If you have never listened to the one-of-a-kind Hammond B-3 organ sounds of Jimmy Smith, you are truly missing out. Just look at the dude…my man has got some style.
If this doesn’t epitomize an era, then I don’t know what does. More than a half of a century later, this shit still spells ‘i don’t give a fuck about your life’ harder than your favorite rapper’s pantalones. And whoever drew up the font for the album name deserves at least 50% of the profit from this record because you know dudes are just buying this because it looks so ridiculously fresh.

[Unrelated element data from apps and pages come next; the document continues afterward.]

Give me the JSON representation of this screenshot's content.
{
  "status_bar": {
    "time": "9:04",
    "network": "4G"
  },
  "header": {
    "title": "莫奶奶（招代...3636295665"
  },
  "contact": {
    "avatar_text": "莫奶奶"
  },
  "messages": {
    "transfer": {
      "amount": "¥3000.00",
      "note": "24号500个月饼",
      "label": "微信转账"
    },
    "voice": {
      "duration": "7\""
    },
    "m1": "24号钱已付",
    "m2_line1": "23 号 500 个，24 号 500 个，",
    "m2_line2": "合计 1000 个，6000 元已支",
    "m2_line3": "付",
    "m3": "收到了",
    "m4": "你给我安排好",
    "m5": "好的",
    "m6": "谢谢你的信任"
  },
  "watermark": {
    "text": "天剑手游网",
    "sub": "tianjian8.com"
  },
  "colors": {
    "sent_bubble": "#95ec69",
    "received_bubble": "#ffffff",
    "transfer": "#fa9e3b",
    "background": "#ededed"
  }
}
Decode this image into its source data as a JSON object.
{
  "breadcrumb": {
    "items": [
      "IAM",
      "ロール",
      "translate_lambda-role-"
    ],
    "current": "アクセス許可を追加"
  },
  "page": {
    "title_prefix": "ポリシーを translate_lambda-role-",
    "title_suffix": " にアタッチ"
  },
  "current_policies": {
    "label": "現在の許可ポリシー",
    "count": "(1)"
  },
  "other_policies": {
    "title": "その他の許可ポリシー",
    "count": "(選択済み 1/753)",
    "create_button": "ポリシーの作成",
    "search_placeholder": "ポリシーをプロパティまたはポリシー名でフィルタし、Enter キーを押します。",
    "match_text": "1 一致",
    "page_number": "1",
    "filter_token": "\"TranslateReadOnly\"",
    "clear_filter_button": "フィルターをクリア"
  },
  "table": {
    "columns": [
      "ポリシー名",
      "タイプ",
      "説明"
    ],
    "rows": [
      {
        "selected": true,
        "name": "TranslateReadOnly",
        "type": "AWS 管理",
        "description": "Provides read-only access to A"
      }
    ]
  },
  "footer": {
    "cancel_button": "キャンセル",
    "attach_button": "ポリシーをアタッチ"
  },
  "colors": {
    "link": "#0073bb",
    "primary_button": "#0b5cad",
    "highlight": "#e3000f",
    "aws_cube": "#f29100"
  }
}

Goddamn, let that cigarette burn you son of a bitch, you deserve it.
P.S. This album isn’t by any means Blakey’s best, but his supporting cast would give you a beat down in the pharmaceutical line at CVS in a heartbreak. But you wouldn’t know about that, now would they, RVG?
The 70s produced such great album artwork, yet in the Jazz community it seemed as if Blue Note Records had declared itself king of the “cool” album covers. Although Blue Note’s dominance was clear in the music and cover art front in the late 50s and 60s, other labels caught on, and by the 1970s we had new styles of jazz music and cover art…
What you see here is Weather Report’s 1977 Columbia Records release Heavy Weather. This album was a breakthrough for the jazz fusion genre, gaining some commercial success, and is widely considered one of the greatest fusion albums of all time. If you have never heard the harmonic sounds of Jaco Pastorius’ fretless electric bass, give this album a listen. It is a truly unique sound.
I don’t even know how to begin interpreting this cover art, but it just does it for me. Someone please explain to me the significance of the hat.
Keep on the lookout for a special Rocksoft “Cover Art” installment on Blue Note Records.
Herbie Hancock’s 1974 release “Thrust“
Look at him, playing his goddamn keys in his one-seater space craft. As if that wasn’t epic enough, he had to be hovering over Machu Picchu? And I bet you didn’t even realize how the moon is practically eating half of the album cover. To sum things up, at the end of the day, no matter what you do in life, this album cover will always be a reminder that you’re a worthless son of a bitch.
Did you ever find Bugs Bunny attractive when he put on a dress and played a girl bunny?
This is from the band Little Feat’s 1979 release “Down on the Farm.” Check out the tiger in the back, kind of like the Thriller tiger over there….
The first installment of a running series showcasing the dopest, lesser-known album covers from decades past. I present to you Stevie Wonder’s first self-produced album Where I’m Coming From (1971)…
A wise man once told me, “It’s all in the font.”